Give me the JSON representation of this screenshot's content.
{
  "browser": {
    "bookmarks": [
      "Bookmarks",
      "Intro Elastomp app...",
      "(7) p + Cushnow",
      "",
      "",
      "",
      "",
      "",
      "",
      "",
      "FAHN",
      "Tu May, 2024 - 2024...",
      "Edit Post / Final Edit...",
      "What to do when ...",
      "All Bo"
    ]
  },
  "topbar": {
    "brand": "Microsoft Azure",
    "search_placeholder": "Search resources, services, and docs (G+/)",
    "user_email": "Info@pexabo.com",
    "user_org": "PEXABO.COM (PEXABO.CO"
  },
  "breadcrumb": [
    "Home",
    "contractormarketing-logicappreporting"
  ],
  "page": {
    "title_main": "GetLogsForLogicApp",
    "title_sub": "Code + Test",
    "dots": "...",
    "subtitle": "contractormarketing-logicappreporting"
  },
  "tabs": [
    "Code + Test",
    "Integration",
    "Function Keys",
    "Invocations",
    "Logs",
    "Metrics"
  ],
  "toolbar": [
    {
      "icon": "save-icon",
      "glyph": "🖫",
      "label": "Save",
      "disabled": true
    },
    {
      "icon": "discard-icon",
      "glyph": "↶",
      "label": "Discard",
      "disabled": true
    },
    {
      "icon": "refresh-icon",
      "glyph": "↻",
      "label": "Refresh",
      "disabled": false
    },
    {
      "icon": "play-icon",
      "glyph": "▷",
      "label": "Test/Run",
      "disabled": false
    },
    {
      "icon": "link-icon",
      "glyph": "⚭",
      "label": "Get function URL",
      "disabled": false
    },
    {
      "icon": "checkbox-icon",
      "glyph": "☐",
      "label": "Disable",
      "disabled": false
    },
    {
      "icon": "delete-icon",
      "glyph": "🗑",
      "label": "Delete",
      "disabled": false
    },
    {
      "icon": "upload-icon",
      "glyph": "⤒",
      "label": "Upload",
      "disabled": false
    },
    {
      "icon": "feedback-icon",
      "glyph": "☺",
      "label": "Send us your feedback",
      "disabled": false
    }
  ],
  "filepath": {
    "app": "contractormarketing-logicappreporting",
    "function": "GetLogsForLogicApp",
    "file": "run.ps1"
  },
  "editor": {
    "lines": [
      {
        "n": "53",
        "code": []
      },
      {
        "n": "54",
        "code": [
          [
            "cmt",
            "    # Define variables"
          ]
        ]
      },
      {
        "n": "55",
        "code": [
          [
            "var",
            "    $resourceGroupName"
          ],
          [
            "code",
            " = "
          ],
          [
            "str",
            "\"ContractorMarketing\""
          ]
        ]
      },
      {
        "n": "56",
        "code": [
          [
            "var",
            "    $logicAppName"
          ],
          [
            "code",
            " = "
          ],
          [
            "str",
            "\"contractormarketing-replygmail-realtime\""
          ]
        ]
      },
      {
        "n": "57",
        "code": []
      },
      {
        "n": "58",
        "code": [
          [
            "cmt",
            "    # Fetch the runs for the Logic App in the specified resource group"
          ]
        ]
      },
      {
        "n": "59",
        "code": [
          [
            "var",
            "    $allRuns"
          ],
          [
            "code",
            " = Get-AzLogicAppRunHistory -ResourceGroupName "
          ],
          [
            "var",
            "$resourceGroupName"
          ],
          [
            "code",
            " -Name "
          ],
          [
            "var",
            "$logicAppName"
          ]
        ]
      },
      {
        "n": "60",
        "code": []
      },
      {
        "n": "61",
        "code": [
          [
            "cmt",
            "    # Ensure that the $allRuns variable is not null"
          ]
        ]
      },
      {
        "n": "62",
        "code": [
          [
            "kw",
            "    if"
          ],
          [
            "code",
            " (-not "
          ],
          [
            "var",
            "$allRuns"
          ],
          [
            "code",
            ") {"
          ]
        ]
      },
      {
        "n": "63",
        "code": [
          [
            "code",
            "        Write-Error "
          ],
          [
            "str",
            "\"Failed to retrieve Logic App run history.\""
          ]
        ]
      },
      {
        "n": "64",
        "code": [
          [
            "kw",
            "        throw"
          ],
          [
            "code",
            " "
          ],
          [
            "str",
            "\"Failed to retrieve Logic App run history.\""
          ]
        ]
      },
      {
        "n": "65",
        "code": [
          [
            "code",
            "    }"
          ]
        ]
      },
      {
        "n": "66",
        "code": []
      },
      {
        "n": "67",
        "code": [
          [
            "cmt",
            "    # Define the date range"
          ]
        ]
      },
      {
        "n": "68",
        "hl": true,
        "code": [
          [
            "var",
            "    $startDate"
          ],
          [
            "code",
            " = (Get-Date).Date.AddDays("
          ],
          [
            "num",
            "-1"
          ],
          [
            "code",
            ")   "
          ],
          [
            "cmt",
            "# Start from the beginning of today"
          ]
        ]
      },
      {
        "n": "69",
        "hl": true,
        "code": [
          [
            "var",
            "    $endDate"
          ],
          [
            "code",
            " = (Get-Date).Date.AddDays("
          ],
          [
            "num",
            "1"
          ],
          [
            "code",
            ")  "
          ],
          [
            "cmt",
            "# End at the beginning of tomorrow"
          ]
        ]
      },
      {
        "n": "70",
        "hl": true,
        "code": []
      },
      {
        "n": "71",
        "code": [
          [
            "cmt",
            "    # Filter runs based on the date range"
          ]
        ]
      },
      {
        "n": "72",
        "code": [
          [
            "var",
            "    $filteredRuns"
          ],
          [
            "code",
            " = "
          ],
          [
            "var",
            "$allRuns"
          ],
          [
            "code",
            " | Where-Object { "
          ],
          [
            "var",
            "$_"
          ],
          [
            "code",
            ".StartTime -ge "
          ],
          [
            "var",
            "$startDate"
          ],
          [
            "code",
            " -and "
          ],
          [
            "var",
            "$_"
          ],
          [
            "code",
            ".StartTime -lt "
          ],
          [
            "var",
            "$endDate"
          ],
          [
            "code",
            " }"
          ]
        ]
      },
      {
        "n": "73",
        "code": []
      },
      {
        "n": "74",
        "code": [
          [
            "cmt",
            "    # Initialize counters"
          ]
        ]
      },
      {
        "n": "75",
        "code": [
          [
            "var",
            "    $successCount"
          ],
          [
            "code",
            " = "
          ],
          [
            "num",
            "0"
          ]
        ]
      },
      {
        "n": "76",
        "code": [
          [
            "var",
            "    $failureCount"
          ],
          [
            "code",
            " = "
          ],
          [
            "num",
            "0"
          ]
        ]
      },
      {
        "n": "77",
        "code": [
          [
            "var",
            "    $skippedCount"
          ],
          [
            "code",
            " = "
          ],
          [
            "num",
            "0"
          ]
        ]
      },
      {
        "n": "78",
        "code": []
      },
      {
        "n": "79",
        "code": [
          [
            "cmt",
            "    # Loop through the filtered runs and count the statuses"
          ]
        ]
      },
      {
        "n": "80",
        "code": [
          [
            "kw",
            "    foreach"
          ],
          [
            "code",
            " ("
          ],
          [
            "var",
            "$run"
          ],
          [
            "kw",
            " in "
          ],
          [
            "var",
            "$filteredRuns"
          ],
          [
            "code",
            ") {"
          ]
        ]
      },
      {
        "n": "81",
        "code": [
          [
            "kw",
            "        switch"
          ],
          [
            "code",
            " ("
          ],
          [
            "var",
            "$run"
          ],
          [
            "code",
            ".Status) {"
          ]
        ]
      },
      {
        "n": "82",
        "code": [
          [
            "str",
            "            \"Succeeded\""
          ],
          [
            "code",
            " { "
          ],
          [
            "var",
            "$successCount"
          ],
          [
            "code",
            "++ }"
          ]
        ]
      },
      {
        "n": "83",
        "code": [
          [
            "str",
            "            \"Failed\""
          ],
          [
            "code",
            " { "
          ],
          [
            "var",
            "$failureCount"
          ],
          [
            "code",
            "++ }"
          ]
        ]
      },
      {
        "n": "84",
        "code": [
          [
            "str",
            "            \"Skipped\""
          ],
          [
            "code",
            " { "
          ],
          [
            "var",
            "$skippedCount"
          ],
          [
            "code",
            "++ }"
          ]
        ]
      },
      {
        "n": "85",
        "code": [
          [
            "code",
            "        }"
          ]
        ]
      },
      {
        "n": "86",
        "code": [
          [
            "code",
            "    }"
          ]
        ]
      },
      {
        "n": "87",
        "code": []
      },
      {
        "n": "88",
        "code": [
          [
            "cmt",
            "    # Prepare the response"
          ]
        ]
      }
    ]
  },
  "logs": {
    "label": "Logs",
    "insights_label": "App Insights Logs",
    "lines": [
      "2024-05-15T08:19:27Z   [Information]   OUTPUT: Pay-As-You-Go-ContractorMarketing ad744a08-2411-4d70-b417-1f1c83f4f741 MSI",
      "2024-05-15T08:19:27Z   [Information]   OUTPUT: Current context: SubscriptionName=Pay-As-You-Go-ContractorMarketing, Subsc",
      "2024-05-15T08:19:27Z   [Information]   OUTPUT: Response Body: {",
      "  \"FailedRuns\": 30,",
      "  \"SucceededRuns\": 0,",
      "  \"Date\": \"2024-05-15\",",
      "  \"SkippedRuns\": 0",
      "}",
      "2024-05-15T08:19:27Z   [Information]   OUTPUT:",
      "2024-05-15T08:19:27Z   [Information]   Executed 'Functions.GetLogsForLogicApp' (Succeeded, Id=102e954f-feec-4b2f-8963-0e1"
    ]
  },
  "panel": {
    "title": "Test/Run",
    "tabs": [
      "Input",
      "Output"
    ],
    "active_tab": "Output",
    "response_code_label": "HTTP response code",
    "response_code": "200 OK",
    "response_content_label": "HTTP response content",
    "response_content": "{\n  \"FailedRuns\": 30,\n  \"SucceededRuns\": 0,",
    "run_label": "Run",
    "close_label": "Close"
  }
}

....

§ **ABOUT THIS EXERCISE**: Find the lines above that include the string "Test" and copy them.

§ **RESPONSE TO THIS EXERCISE**:
    "title_sub": "Code + Test",
    "Code + Test",
      "label": "Test/Run",
    "title": "Test/Run",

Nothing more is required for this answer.